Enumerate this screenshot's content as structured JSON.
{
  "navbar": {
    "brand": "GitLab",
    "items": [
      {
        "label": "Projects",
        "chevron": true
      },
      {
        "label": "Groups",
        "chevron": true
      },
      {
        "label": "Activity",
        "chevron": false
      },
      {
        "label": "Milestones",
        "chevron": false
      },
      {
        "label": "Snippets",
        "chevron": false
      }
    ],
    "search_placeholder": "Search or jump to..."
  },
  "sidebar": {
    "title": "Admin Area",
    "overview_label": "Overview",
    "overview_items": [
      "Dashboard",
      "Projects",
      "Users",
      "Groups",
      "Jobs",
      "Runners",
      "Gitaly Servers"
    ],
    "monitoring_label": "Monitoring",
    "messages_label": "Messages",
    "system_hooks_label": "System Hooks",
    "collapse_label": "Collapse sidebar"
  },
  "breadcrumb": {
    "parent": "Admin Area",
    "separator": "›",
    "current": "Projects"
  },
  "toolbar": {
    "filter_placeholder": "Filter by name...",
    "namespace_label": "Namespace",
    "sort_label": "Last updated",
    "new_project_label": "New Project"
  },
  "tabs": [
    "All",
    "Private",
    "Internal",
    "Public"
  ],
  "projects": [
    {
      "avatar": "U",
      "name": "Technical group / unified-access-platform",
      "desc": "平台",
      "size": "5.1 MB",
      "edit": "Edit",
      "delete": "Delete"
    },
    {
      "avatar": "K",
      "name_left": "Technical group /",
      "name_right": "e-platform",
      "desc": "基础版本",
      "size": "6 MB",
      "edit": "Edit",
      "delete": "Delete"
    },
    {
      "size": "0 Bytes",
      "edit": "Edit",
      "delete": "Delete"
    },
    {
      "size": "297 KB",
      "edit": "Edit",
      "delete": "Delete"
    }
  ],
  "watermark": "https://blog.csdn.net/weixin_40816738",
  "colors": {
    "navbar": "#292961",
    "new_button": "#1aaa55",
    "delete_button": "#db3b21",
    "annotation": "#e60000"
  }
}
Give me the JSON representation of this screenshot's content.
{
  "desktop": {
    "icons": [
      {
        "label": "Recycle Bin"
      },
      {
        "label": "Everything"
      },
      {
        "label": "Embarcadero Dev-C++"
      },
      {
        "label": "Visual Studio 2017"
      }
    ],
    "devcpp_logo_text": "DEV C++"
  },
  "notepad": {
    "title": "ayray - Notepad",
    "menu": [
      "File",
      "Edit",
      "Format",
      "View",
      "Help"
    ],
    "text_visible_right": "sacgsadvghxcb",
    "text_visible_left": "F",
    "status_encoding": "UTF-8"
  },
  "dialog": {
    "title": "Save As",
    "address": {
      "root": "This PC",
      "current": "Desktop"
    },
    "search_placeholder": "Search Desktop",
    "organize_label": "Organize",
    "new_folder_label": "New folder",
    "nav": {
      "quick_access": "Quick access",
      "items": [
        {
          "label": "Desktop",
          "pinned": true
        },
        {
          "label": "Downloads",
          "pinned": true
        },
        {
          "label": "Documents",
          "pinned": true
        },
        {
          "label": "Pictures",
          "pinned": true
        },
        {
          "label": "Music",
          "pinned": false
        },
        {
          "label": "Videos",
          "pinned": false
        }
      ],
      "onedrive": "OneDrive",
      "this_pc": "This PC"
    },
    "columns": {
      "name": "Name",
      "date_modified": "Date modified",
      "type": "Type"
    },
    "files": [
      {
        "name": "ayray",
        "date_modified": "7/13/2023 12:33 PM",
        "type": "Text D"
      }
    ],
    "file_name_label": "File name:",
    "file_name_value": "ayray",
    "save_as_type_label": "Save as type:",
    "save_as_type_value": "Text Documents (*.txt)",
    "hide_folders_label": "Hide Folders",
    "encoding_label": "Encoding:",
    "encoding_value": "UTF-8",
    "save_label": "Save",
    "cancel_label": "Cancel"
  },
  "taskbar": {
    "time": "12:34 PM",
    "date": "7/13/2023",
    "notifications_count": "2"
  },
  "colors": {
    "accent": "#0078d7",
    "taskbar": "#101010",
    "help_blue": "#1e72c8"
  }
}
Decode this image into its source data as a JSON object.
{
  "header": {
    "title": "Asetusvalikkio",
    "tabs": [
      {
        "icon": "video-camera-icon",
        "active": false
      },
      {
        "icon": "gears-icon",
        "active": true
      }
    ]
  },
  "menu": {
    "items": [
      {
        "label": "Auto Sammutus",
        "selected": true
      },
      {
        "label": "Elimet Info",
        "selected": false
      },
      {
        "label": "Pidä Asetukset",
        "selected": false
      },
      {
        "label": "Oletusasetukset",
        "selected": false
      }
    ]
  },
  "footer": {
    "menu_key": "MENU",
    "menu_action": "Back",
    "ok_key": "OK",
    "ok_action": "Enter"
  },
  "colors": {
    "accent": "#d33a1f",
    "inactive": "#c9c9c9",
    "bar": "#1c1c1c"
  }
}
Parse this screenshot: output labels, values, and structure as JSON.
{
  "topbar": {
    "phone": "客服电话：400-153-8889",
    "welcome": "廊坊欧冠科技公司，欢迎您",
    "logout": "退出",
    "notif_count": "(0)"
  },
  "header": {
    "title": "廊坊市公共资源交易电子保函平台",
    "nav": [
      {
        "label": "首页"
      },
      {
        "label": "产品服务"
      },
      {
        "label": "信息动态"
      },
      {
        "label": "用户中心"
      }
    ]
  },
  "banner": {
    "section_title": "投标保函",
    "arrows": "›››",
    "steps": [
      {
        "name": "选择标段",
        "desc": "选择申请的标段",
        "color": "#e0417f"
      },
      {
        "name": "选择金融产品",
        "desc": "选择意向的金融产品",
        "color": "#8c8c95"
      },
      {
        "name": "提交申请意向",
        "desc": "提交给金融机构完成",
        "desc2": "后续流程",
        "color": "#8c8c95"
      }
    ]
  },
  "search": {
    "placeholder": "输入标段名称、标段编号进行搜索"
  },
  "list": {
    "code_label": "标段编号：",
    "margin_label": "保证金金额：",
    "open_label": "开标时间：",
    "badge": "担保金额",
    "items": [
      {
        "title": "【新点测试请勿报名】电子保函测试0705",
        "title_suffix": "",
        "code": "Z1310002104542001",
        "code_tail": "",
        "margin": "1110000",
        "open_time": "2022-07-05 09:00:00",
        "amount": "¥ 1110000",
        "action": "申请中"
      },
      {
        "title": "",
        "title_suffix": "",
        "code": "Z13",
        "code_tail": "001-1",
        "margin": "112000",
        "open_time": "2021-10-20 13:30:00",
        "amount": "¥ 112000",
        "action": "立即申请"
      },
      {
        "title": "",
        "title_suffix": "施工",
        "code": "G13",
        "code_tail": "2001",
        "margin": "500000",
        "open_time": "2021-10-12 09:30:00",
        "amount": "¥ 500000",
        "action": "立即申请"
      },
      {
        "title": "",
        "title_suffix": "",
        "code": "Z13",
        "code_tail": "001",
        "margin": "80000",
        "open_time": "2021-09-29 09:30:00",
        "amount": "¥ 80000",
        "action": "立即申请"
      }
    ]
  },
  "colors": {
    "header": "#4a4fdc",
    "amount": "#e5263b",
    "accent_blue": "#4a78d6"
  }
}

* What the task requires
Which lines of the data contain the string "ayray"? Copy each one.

* Response to this exercise
    "title": "ayray - Notepad",
        "name": "ayray",
    "file_name_value": "ayray",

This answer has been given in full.